_ABOUT THIS TASK:_ Reproduce each line of the entries that carries "GetFileName".

************

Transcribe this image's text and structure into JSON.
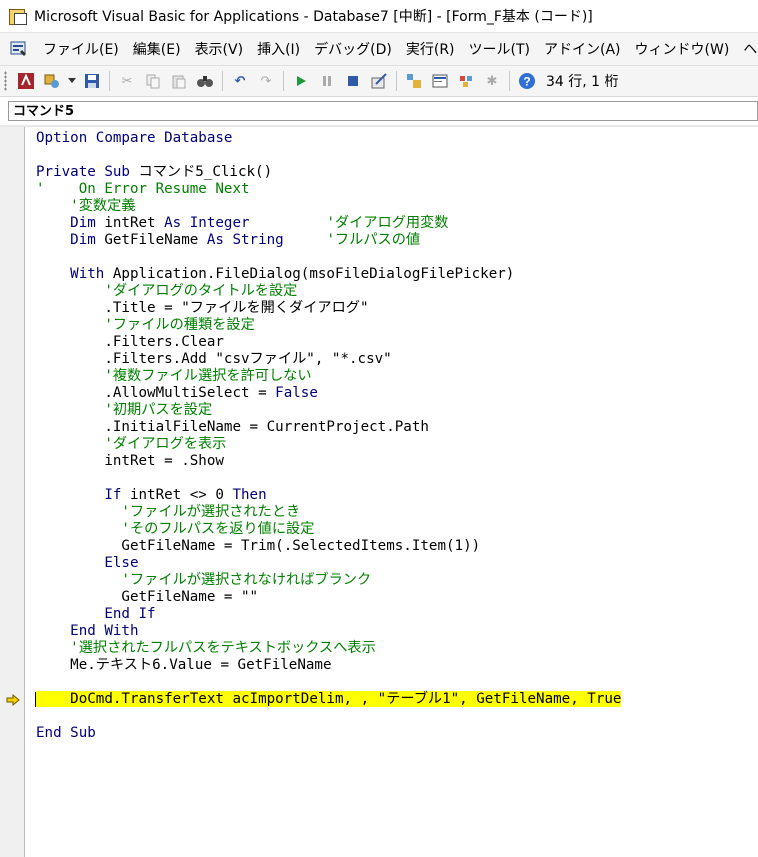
{
  "window": {
    "title": "Microsoft Visual Basic for Applications - Database7 [中断] - [Form_F基本 (コード)]"
  },
  "menu": {
    "items": [
      "ファイル(E)",
      "編集(E)",
      "表示(V)",
      "挿入(I)",
      "デバッグ(D)",
      "実行(R)",
      "ツール(T)",
      "アドイン(A)",
      "ウィンドウ(W)",
      "ヘル"
    ]
  },
  "toolbar": {
    "position_text": "34 行, 1 桁"
  },
  "object_box": {
    "value": "コマンド5"
  },
  "code": {
    "lines": [
      {
        "segments": [
          {
            "t": "Option Compare Database",
            "c": "blue"
          }
        ]
      },
      {
        "segments": []
      },
      {
        "segments": [
          {
            "t": "Private Sub ",
            "c": "blue"
          },
          {
            "t": "コマンド5_Click()",
            "c": "black"
          }
        ]
      },
      {
        "segments": [
          {
            "t": "'    On Error Resume Next",
            "c": "green"
          }
        ]
      },
      {
        "segments": [
          {
            "t": "    '変数定義",
            "c": "green"
          }
        ]
      },
      {
        "segments": [
          {
            "t": "    Dim ",
            "c": "blue"
          },
          {
            "t": "intRet ",
            "c": "black"
          },
          {
            "t": "As Integer",
            "c": "blue"
          },
          {
            "t": "         ",
            "c": "black"
          },
          {
            "t": "'ダイアログ用変数",
            "c": "green"
          }
        ]
      },
      {
        "segments": [
          {
            "t": "    Dim ",
            "c": "blue"
          },
          {
            "t": "GetFileName ",
            "c": "black"
          },
          {
            "t": "As String",
            "c": "blue"
          },
          {
            "t": "     ",
            "c": "black"
          },
          {
            "t": "'フルパスの値",
            "c": "green"
          }
        ]
      },
      {
        "segments": []
      },
      {
        "segments": [
          {
            "t": "    With ",
            "c": "blue"
          },
          {
            "t": "Application.FileDialog(msoFileDialogFilePicker)",
            "c": "black"
          }
        ]
      },
      {
        "segments": [
          {
            "t": "        'ダイアログのタイトルを設定",
            "c": "green"
          }
        ]
      },
      {
        "segments": [
          {
            "t": "        .Title = \"ファイルを開くダイアログ\"",
            "c": "black"
          }
        ]
      },
      {
        "segments": [
          {
            "t": "        'ファイルの種類を設定",
            "c": "green"
          }
        ]
      },
      {
        "segments": [
          {
            "t": "        .Filters.Clear",
            "c": "black"
          }
        ]
      },
      {
        "segments": [
          {
            "t": "        .Filters.Add \"csvファイル\", \"*.csv\"",
            "c": "black"
          }
        ]
      },
      {
        "segments": [
          {
            "t": "        '複数ファイル選択を許可しない",
            "c": "green"
          }
        ]
      },
      {
        "segments": [
          {
            "t": "        .AllowMultiSelect = ",
            "c": "black"
          },
          {
            "t": "False",
            "c": "blue"
          }
        ]
      },
      {
        "segments": [
          {
            "t": "        '初期パスを設定",
            "c": "green"
          }
        ]
      },
      {
        "segments": [
          {
            "t": "        .InitialFileName = CurrentProject.Path",
            "c": "black"
          }
        ]
      },
      {
        "segments": [
          {
            "t": "        'ダイアログを表示",
            "c": "green"
          }
        ]
      },
      {
        "segments": [
          {
            "t": "        intRet = .Show",
            "c": "black"
          }
        ]
      },
      {
        "segments": []
      },
      {
        "segments": [
          {
            "t": "        If ",
            "c": "blue"
          },
          {
            "t": "intRet <> 0 ",
            "c": "black"
          },
          {
            "t": "Then",
            "c": "blue"
          }
        ]
      },
      {
        "segments": [
          {
            "t": "          'ファイルが選択されたとき",
            "c": "green"
          }
        ]
      },
      {
        "segments": [
          {
            "t": "          'そのフルパスを返り値に設定",
            "c": "green"
          }
        ]
      },
      {
        "segments": [
          {
            "t": "          GetFileName = Trim(.SelectedItems.Item(1))",
            "c": "black"
          }
        ]
      },
      {
        "segments": [
          {
            "t": "        Else",
            "c": "blue"
          }
        ]
      },
      {
        "segments": [
          {
            "t": "          'ファイルが選択されなければブランク",
            "c": "green"
          }
        ]
      },
      {
        "segments": [
          {
            "t": "          GetFileName = \"\"",
            "c": "black"
          }
        ]
      },
      {
        "segments": [
          {
            "t": "        End If",
            "c": "blue"
          }
        ]
      },
      {
        "segments": [
          {
            "t": "    End With",
            "c": "blue"
          }
        ]
      },
      {
        "segments": [
          {
            "t": "    '選択されたフルパスをテキストボックスへ表示",
            "c": "green"
          }
        ]
      },
      {
        "segments": [
          {
            "t": "    Me.テキスト6.Value = GetFileName",
            "c": "black"
          }
        ]
      },
      {
        "segments": []
      },
      {
        "segments": [
          {
            "t": "    DoCmd.TransferText acImportDelim, , \"テーブル1\", GetFileName, True",
            "c": "black",
            "hl": true
          }
        ],
        "current": true
      },
      {
        "segments": []
      },
      {
        "segments": [
          {
            "t": "End Sub",
            "c": "blue"
          }
        ]
      }
    ]
  },
  "colors": {
    "keyword": "#00007a",
    "comment": "#008000",
    "highlight": "#ffff00",
    "arrow": "#f5d000"
  }
}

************

_ANSWER SPACE:_
            "t": "GetFileName ",
            "t": "          GetFileName = Trim(.SelectedItems.Item(1))",
            "t": "          GetFileName = \"\"",
            "t": "    Me.テキスト6.Value = GetFileName",
            "t": "    DoCmd.TransferText acImportDelim, , \"テーブル1\", GetFileName, True",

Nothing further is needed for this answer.